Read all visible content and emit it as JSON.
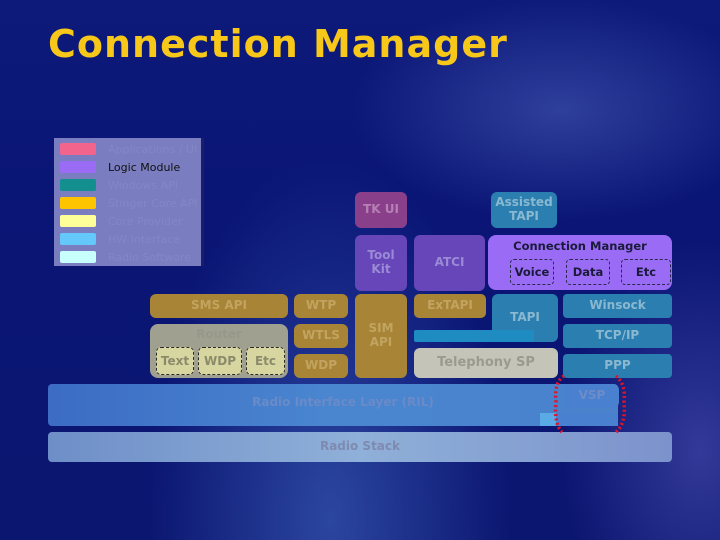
{
  "title": "Connection Manager",
  "legend": [
    {
      "label": "Applications / UI",
      "color": "#f2648c",
      "active": false
    },
    {
      "label": "Logic Module",
      "color": "#9a6cf6",
      "active": true
    },
    {
      "label": "Windows API",
      "color": "#148f8f",
      "active": false
    },
    {
      "label": "Stinger Core API",
      "color": "#ffc400",
      "active": false
    },
    {
      "label": "Core Provider",
      "color": "#ffff9a",
      "active": false
    },
    {
      "label": "HW Interface",
      "color": "#64c8fa",
      "active": false
    },
    {
      "label": "Radio Software",
      "color": "#c8ffff",
      "active": false
    }
  ],
  "blocks": {
    "tk_ui": "TK UI",
    "assisted_tapi": "Assisted TAPI",
    "tool_kit": "Tool Kit",
    "atci": "ATCI",
    "connection_manager": {
      "title": "Connection Manager",
      "items": [
        "Voice",
        "Data",
        "Etc"
      ]
    },
    "sms_api": "SMS API",
    "router": {
      "title": "Router",
      "items": [
        "Text",
        "WDP",
        "Etc"
      ]
    },
    "wtp": "WTP",
    "wtls": "WTLS",
    "wdp": "WDP",
    "sim_api": "SIM API",
    "extapi": "ExTAPI",
    "tapi": "TAPI",
    "winsock": "Winsock",
    "tcpip": "TCP/IP",
    "ppp": "PPP",
    "telephony_sp": "Telephony SP",
    "vsp": "VSP",
    "ril": "Radio Interface Layer (RIL)",
    "radio_stack": "Radio Stack"
  },
  "highlight_color": "#e0142a"
}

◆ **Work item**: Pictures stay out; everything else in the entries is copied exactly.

◆ **Exercise result**:
Read all visible content and emit it as JSON.
{
  "title": "Connection Manager",
  "legend": [
    {
      "label": "Applications / UI",
      "color": "#f2648c",
      "active": false
    },
    {
      "label": "Logic Module",
      "color": "#9a6cf6",
      "active": true
    },
    {
      "label": "Windows API",
      "color": "#148f8f",
      "active": false
    },
    {
      "label": "Stinger Core API",
      "color": "#ffc400",
      "active": false
    },
    {
      "label": "Core Provider",
      "color": "#ffff9a",
      "active": false
    },
    {
      "label": "HW Interface",
      "color": "#64c8fa",
      "active": false
    },
    {
      "label": "Radio Software",
      "color": "#c8ffff",
      "active": false
    }
  ],
  "blocks": {
    "tk_ui": "TK UI",
    "assisted_tapi": "Assisted TAPI",
    "tool_kit": "Tool Kit",
    "atci": "ATCI",
    "connection_manager": {
      "title": "Connection Manager",
      "items": [
        "Voice",
        "Data",
        "Etc"
      ]
    },
    "sms_api": "SMS API",
    "router": {
      "title": "Router",
      "items": [
        "Text",
        "WDP",
        "Etc"
      ]
    },
    "wtp": "WTP",
    "wtls": "WTLS",
    "wdp": "WDP",
    "sim_api": "SIM API",
    "extapi": "ExTAPI",
    "tapi": "TAPI",
    "winsock": "Winsock",
    "tcpip": "TCP/IP",
    "ppp": "PPP",
    "telephony_sp": "Telephony SP",
    "vsp": "VSP",
    "ril": "Radio Interface Layer (RIL)",
    "radio_stack": "Radio Stack"
  },
  "highlight_color": "#e0142a"
}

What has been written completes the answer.